The notion of recovery, since being identified as the most important aim of mental health services by both the 1999 Surgeon General's Report on Mental Health and the 2003 President's New Freedom Commission, has rapidly and broadly permeated the American mental health system.
Recovery should not be mistaken for a passing fad. Indeed, its roots stretch to the birth of psychiatry in the 18th century. As its reintroduction is intended to bring about a fundamental transformation of mental health care—in the phrase of the 2005 Federal Action Agenda, "a revolution in care"—recovery also should not become simply a new word to be used in describing current practices.
But what, then, is "recovery" in relation to mental illness? And what implications does recovery have for transforming mental health practice to become "recovery oriented"?
This Web site and the Resource Center for Mental Health Professionals it represents are devoted to answering these two key questions that will guide mental health policy and practice for the foreseeable future. As part of a Federal initiative to move the concept of recovery from policy and vision statements into practice, we offer here a range of resources for mental health professionals who are engaged in the transformation process.
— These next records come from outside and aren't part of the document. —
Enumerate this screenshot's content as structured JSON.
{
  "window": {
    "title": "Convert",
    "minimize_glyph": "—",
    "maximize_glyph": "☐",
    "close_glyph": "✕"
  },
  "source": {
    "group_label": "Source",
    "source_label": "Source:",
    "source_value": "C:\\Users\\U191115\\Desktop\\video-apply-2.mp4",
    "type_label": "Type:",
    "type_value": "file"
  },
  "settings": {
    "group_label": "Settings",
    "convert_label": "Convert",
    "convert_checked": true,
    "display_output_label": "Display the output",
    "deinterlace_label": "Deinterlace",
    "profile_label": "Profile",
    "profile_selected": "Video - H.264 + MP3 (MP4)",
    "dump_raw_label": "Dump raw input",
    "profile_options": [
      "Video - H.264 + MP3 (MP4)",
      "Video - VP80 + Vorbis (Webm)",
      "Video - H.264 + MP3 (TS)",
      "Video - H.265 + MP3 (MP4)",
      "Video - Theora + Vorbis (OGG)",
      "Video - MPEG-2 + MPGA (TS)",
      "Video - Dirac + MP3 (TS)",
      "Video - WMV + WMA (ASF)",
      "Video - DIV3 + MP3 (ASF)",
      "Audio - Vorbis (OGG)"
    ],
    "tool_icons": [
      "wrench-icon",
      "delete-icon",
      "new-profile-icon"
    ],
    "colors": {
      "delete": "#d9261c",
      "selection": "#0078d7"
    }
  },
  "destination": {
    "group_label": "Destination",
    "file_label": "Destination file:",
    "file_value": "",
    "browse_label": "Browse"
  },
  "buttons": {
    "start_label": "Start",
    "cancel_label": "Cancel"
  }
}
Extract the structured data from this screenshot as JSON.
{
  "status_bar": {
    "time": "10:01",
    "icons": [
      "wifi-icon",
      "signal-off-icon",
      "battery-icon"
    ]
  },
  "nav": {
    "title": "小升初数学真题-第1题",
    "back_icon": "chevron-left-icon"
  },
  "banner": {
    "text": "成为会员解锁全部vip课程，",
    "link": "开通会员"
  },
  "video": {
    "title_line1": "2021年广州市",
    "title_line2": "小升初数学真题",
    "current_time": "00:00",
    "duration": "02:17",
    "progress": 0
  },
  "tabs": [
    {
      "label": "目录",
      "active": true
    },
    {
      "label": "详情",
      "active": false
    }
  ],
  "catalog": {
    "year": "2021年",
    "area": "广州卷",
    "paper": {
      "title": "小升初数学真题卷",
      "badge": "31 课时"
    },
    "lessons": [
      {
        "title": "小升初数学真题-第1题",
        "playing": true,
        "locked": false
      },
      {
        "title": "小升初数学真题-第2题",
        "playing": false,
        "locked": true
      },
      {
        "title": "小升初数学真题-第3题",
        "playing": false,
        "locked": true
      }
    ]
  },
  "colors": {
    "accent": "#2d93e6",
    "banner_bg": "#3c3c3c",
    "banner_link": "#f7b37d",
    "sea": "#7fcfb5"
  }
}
"The RTP Initiative offers practitioners tools to promote and sustain recovery." Click below to visit this site: